What is autism and so-called ‘autistic spectrum disorder’? It is a question that is difficult to ask of many people with autism because of their acute linguistic and communication difficulties. On the other hand, will we get a useful answer by asking atypical individuals with ‘high functioning autism’ like Daniel Tammet, John Elder Robison and Temple Grandin, who are not only independent but able to write books and communicate about their perspective? Are their views representative of this group in society?

Daniel Tammet is on many measures an exceptional individual. He is a savant with exceptional numerical and memory skills. … Read more...

Naoki Higashida – Fall Down Seven Times, Get Up Eight

The Reason I Jump was the book of a 13 year old, but Naoki Higashida’s new book, Fall Down Seven Times Get Up Eight is that of an accomplished writer, written when the author was in his late teens and early 20s. What makes the accomplished writing in this book all the more remarkable is that the author has a severe sensori-motor processing and communication impairment, requiring a QWERTY pointerboard to painstakingly spell out the Japanese letters for his words. It is hard to imagine from the skillful poems and reflective pieces in this book that the author finds it … Read more...

Naoki Higashida – The Reason I Jump

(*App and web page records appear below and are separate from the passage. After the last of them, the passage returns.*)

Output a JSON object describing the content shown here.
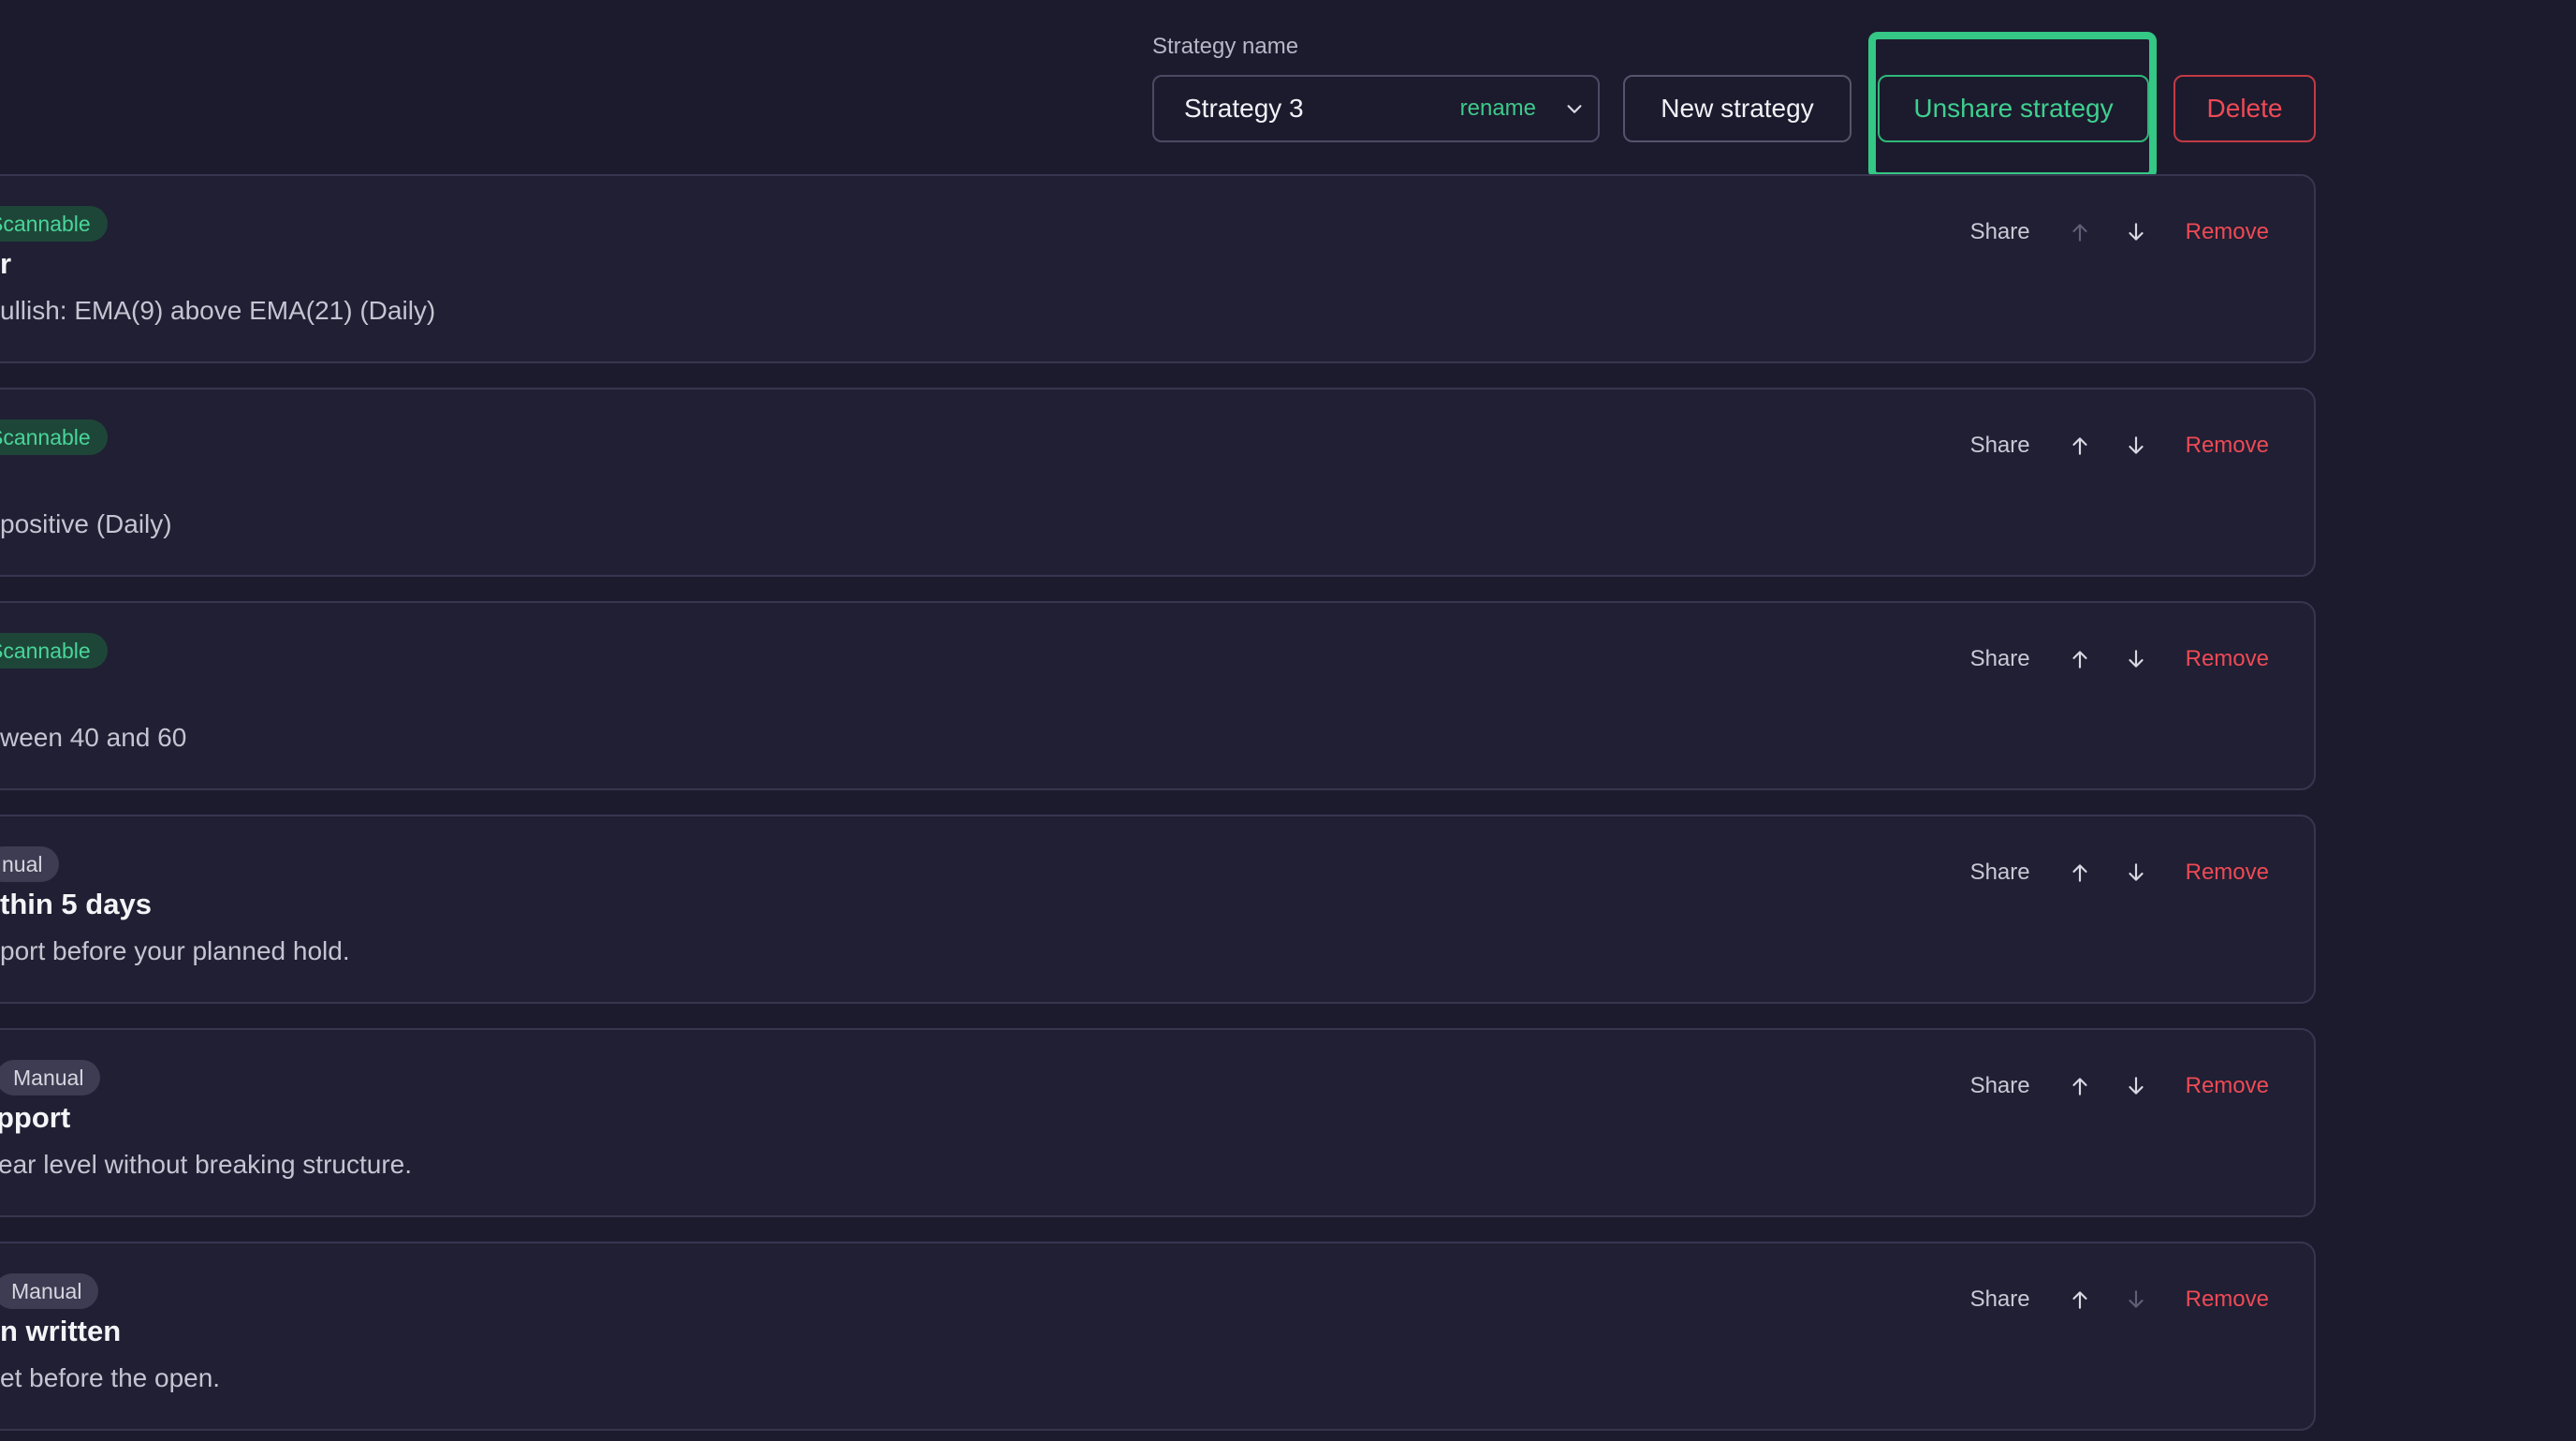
{
  "header": {
    "strategy_label": "Strategy name",
    "strategy_value": "Strategy 3",
    "rename_label": "rename",
    "new_strategy_label": "New strategy",
    "unshare_label": "Unshare strategy",
    "delete_label": "Delete"
  },
  "colors": {
    "background": "#1c1b2e",
    "accent_green": "#34c785",
    "danger_red": "#ef4a55"
  },
  "icons": {
    "dropdown": "chevron-down-icon",
    "move_up": "arrow-up-icon",
    "move_down": "arrow-down-icon"
  },
  "rules": [
    {
      "badge": "Scannable",
      "badge_type": "scannable",
      "title": "r",
      "description": "ullish: EMA(9) above EMA(21) (Daily)",
      "share": "Share",
      "remove": "Remove",
      "up_enabled": false,
      "down_enabled": true
    },
    {
      "badge": "Scannable",
      "badge_type": "scannable",
      "title": "",
      "description": "positive (Daily)",
      "share": "Share",
      "remove": "Remove",
      "up_enabled": true,
      "down_enabled": true
    },
    {
      "badge": "Scannable",
      "badge_type": "scannable",
      "title": "",
      "description": "ween 40 and 60",
      "share": "Share",
      "remove": "Remove",
      "up_enabled": true,
      "down_enabled": true
    },
    {
      "badge": "nual",
      "badge_type": "manual",
      "title": "thin 5 days",
      "description": "port before your planned hold.",
      "share": "Share",
      "remove": "Remove",
      "up_enabled": true,
      "down_enabled": true
    },
    {
      "badge": "Manual",
      "badge_type": "manual",
      "title": "pport",
      "description": "ear level without breaking structure.",
      "share": "Share",
      "remove": "Remove",
      "up_enabled": true,
      "down_enabled": true
    },
    {
      "badge": "Manual",
      "badge_type": "manual",
      "title": "n written",
      "description": "et before the open.",
      "share": "Share",
      "remove": "Remove",
      "up_enabled": true,
      "down_enabled": false
    }
  ]
}
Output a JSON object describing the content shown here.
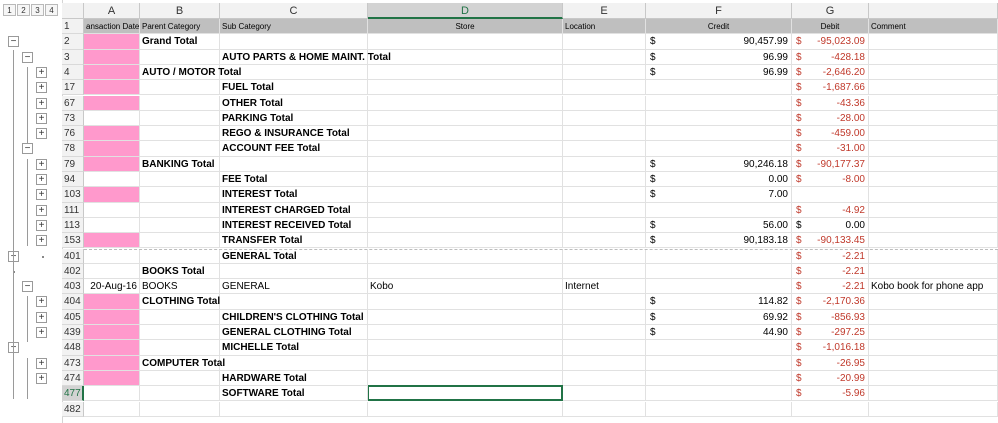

Naoki’s books are mind-boggling. David Mitchell refers to the books by people with autism as ‘autism-witness texts’, and all of Naoki’s books come into that category. However, Naoki’s first book, The Reason I Jump, is exceptional in that it was written when he was 13, even as he was working on his verbal skills and trying to develop communication. As he writes to the ‘neurotypical’ reader, “have a nice trip through our world”. Each sentence was transmitted via his alphabet board, on which Naoki points to the letters that spell out Japanese hiragana characters. This is a laborious process, … Read more...